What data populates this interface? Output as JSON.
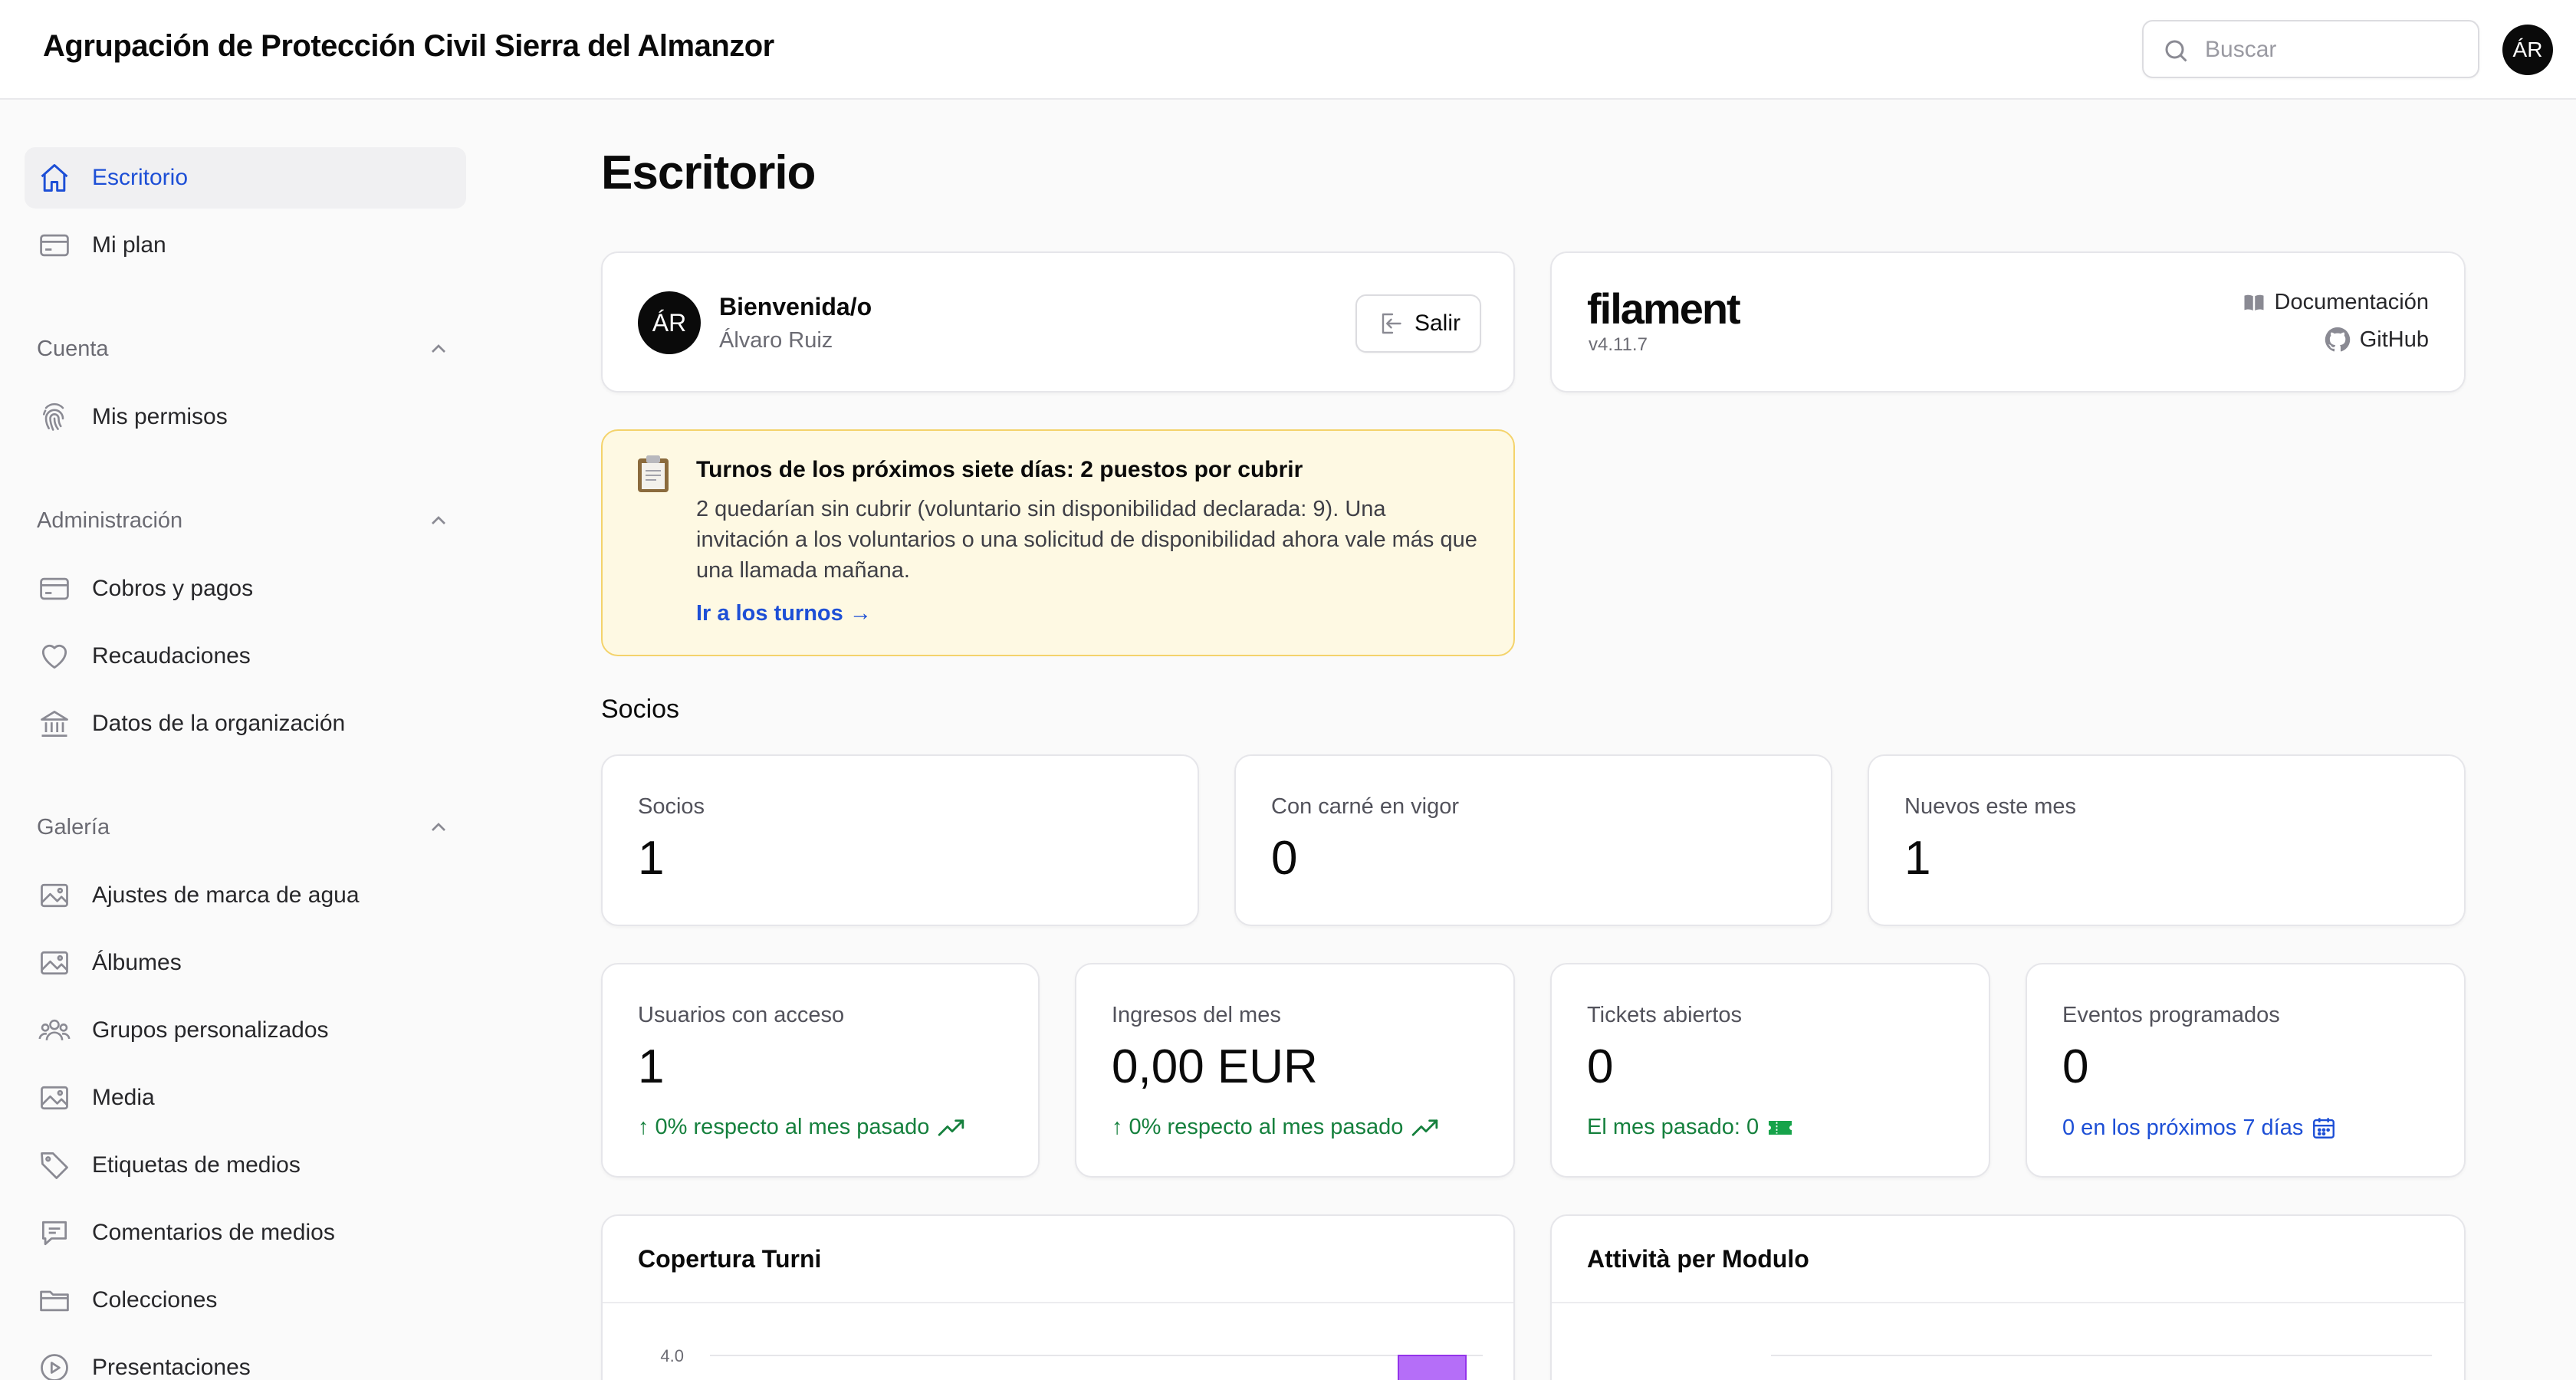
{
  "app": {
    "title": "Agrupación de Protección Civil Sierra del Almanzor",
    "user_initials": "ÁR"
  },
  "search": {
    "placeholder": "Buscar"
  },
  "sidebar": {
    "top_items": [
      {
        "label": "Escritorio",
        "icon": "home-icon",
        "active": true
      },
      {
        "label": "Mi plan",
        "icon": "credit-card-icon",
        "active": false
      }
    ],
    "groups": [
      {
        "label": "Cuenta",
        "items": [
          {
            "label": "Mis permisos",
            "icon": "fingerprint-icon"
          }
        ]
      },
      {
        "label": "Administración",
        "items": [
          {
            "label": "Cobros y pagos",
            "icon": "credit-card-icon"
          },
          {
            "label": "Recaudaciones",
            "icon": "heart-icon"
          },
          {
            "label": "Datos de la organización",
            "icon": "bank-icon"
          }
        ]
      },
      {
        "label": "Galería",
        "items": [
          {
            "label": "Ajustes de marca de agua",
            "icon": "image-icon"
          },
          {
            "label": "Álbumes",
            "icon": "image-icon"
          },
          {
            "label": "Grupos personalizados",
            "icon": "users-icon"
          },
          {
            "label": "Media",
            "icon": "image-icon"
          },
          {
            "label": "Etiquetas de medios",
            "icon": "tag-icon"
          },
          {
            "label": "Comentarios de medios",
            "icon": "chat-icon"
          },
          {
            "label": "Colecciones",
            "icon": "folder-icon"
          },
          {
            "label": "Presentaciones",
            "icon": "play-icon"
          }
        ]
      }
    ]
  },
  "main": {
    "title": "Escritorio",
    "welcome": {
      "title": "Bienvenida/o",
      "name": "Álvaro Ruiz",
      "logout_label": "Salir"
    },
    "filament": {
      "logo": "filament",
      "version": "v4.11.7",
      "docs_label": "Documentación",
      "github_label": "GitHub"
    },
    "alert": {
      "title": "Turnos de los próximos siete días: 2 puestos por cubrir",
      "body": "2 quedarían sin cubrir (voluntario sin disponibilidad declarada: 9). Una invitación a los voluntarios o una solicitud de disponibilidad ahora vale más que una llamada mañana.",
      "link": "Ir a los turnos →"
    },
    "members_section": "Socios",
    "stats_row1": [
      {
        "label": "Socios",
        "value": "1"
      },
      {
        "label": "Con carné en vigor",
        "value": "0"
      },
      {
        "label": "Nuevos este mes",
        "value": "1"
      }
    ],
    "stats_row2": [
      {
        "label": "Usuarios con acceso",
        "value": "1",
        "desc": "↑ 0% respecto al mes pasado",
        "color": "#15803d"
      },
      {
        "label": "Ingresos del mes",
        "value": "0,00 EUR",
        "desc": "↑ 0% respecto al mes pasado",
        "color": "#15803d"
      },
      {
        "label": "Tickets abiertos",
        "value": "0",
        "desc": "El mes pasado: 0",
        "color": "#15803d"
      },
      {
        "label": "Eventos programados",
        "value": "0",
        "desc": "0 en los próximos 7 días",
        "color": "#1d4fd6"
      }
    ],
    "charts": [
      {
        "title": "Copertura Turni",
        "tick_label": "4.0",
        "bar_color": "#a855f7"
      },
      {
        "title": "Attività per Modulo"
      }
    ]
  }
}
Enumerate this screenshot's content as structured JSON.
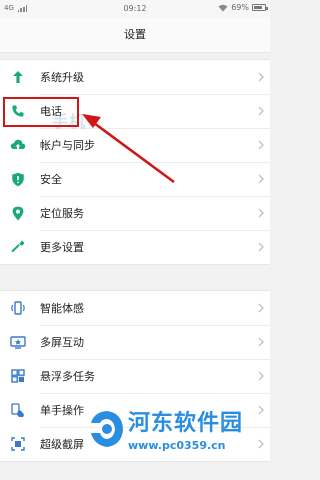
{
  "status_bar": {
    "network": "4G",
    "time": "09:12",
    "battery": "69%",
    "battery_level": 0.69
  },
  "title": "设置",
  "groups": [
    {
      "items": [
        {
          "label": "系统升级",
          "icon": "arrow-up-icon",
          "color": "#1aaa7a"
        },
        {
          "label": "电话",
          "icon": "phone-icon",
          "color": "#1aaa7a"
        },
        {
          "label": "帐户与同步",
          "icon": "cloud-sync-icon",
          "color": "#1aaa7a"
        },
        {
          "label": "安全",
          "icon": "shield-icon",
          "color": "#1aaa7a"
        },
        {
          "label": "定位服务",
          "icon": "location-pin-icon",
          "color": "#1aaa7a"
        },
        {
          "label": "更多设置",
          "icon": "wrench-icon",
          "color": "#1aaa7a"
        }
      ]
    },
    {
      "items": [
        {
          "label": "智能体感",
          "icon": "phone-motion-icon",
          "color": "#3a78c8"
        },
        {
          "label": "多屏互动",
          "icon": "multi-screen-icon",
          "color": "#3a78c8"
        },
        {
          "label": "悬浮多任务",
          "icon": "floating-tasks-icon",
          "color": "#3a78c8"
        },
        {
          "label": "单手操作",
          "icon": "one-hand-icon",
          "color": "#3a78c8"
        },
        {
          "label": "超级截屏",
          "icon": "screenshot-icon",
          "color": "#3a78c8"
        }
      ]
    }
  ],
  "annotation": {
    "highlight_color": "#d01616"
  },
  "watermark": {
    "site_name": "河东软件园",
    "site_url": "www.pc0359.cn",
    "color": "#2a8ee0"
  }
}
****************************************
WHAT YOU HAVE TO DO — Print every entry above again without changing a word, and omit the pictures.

ANSWER SPACE —
What data populates this interface? Output as JSON.
{
  "app": {
    "title": "Agrupación de Protección Civil Sierra del Almanzor",
    "user_initials": "ÁR"
  },
  "search": {
    "placeholder": "Buscar"
  },
  "sidebar": {
    "top_items": [
      {
        "label": "Escritorio",
        "icon": "home-icon",
        "active": true
      },
      {
        "label": "Mi plan",
        "icon": "credit-card-icon",
        "active": false
      }
    ],
    "groups": [
      {
        "label": "Cuenta",
        "items": [
          {
            "label": "Mis permisos",
            "icon": "fingerprint-icon"
          }
        ]
      },
      {
        "label": "Administración",
        "items": [
          {
            "label": "Cobros y pagos",
            "icon": "credit-card-icon"
          },
          {
            "label": "Recaudaciones",
            "icon": "heart-icon"
          },
          {
            "label": "Datos de la organización",
            "icon": "bank-icon"
          }
        ]
      },
      {
        "label": "Galería",
        "items": [
          {
            "label": "Ajustes de marca de agua",
            "icon": "image-icon"
          },
          {
            "label": "Álbumes",
            "icon": "image-icon"
          },
          {
            "label": "Grupos personalizados",
            "icon": "users-icon"
          },
          {
            "label": "Media",
            "icon": "image-icon"
          },
          {
            "label": "Etiquetas de medios",
            "icon": "tag-icon"
          },
          {
            "label": "Comentarios de medios",
            "icon": "chat-icon"
          },
          {
            "label": "Colecciones",
            "icon": "folder-icon"
          },
          {
            "label": "Presentaciones",
            "icon": "play-icon"
          }
        ]
      }
    ]
  },
  "main": {
    "title": "Escritorio",
    "welcome": {
      "title": "Bienvenida/o",
      "name": "Álvaro Ruiz",
      "logout_label": "Salir"
    },
    "filament": {
      "logo": "filament",
      "version": "v4.11.7",
      "docs_label": "Documentación",
      "github_label": "GitHub"
    },
    "alert": {
      "title": "Turnos de los próximos siete días: 2 puestos por cubrir",
      "body": "2 quedarían sin cubrir (voluntario sin disponibilidad declarada: 9). Una invitación a los voluntarios o una solicitud de disponibilidad ahora vale más que una llamada mañana.",
      "link": "Ir a los turnos →"
    },
    "members_section": "Socios",
    "stats_row1": [
      {
        "label": "Socios",
        "value": "1"
      },
      {
        "label": "Con carné en vigor",
        "value": "0"
      },
      {
        "label": "Nuevos este mes",
        "value": "1"
      }
    ],
    "stats_row2": [
      {
        "label": "Usuarios con acceso",
        "value": "1",
        "desc": "↑ 0% respecto al mes pasado",
        "color": "#15803d"
      },
      {
        "label": "Ingresos del mes",
        "value": "0,00 EUR",
        "desc": "↑ 0% respecto al mes pasado",
        "color": "#15803d"
      },
      {
        "label": "Tickets abiertos",
        "value": "0",
        "desc": "El mes pasado: 0",
        "color": "#15803d"
      },
      {
        "label": "Eventos programados",
        "value": "0",
        "desc": "0 en los próximos 7 días",
        "color": "#1d4fd6"
      }
    ],
    "charts": [
      {
        "title": "Copertura Turni",
        "tick_label": "4.0",
        "bar_color": "#a855f7"
      },
      {
        "title": "Attività per Modulo"
      }
    ]
  }
}
Enumerate this screenshot's content as structured JSON.
{
  "status_bar": {
    "network": "4G",
    "time": "09:12",
    "battery": "69%",
    "battery_level": 0.69
  },
  "title": "设置",
  "groups": [
    {
      "items": [
        {
          "label": "系统升级",
          "icon": "arrow-up-icon",
          "color": "#1aaa7a"
        },
        {
          "label": "电话",
          "icon": "phone-icon",
          "color": "#1aaa7a"
        },
        {
          "label": "帐户与同步",
          "icon": "cloud-sync-icon",
          "color": "#1aaa7a"
        },
        {
          "label": "安全",
          "icon": "shield-icon",
          "color": "#1aaa7a"
        },
        {
          "label": "定位服务",
          "icon": "location-pin-icon",
          "color": "#1aaa7a"
        },
        {
          "label": "更多设置",
          "icon": "wrench-icon",
          "color": "#1aaa7a"
        }
      ]
    },
    {
      "items": [
        {
          "label": "智能体感",
          "icon": "phone-motion-icon",
          "color": "#3a78c8"
        },
        {
          "label": "多屏互动",
          "icon": "multi-screen-icon",
          "color": "#3a78c8"
        },
        {
          "label": "悬浮多任务",
          "icon": "floating-tasks-icon",
          "color": "#3a78c8"
        },
        {
          "label": "单手操作",
          "icon": "one-hand-icon",
          "color": "#3a78c8"
        },
        {
          "label": "超级截屏",
          "icon": "screenshot-icon",
          "color": "#3a78c8"
        }
      ]
    }
  ],
  "annotation": {
    "highlight_color": "#d01616"
  },
  "watermark": {
    "site_name": "河东软件园",
    "site_url": "www.pc0359.cn",
    "color": "#2a8ee0"
  }
}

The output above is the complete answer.